══ The data ══

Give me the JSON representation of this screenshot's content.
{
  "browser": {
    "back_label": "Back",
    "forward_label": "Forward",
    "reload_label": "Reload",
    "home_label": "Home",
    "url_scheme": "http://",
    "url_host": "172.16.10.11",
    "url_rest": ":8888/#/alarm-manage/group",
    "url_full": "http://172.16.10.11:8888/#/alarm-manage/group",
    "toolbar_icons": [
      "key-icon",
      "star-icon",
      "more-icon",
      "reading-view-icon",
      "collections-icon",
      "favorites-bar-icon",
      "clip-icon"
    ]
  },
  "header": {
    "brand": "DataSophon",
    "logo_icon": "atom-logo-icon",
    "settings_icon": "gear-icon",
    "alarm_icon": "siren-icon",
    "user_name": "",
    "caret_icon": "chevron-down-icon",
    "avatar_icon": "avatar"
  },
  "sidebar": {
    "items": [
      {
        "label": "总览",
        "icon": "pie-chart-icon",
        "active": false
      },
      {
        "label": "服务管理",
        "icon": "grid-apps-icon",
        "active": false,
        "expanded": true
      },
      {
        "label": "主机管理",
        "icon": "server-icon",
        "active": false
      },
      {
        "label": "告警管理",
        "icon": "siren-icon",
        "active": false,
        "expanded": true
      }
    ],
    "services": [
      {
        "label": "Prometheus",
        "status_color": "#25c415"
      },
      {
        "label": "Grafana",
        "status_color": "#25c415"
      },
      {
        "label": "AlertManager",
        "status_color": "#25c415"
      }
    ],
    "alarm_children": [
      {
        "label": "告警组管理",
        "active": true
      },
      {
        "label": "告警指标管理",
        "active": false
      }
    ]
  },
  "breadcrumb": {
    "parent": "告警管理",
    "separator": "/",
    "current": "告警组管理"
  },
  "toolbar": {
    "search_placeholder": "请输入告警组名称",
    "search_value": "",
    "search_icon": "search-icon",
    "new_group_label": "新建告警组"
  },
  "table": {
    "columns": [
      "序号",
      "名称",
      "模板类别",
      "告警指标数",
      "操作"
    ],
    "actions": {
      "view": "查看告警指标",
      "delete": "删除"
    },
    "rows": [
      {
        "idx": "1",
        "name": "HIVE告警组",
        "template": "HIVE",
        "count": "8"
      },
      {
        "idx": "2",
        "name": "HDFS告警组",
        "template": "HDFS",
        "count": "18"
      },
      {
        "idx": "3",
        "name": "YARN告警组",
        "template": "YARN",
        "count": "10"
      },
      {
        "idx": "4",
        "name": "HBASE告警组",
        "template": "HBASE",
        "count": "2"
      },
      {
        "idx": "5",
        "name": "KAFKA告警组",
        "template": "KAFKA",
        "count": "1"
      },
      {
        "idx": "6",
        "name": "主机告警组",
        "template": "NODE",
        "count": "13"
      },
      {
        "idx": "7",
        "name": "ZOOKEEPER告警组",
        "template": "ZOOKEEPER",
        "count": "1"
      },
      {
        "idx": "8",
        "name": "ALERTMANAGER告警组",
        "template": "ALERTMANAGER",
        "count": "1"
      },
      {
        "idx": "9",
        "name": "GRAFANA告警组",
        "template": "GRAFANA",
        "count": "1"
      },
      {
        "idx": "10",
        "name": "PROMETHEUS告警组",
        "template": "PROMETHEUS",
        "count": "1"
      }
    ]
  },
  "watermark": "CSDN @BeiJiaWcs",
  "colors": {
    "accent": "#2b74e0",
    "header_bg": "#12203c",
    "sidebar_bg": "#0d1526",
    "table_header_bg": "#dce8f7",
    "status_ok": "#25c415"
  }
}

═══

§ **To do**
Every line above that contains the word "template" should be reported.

§ **Answer for the task**
        "template": "HIVE",
        "template": "HDFS",
        "template": "YARN",
        "template": "HBASE",
        "template": "KAFKA",
        "template": "NODE",
        "template": "ZOOKEEPER",
        "template": "ALERTMANAGER",
        "template": "GRAFANA",
        "template": "PROMETHEUS",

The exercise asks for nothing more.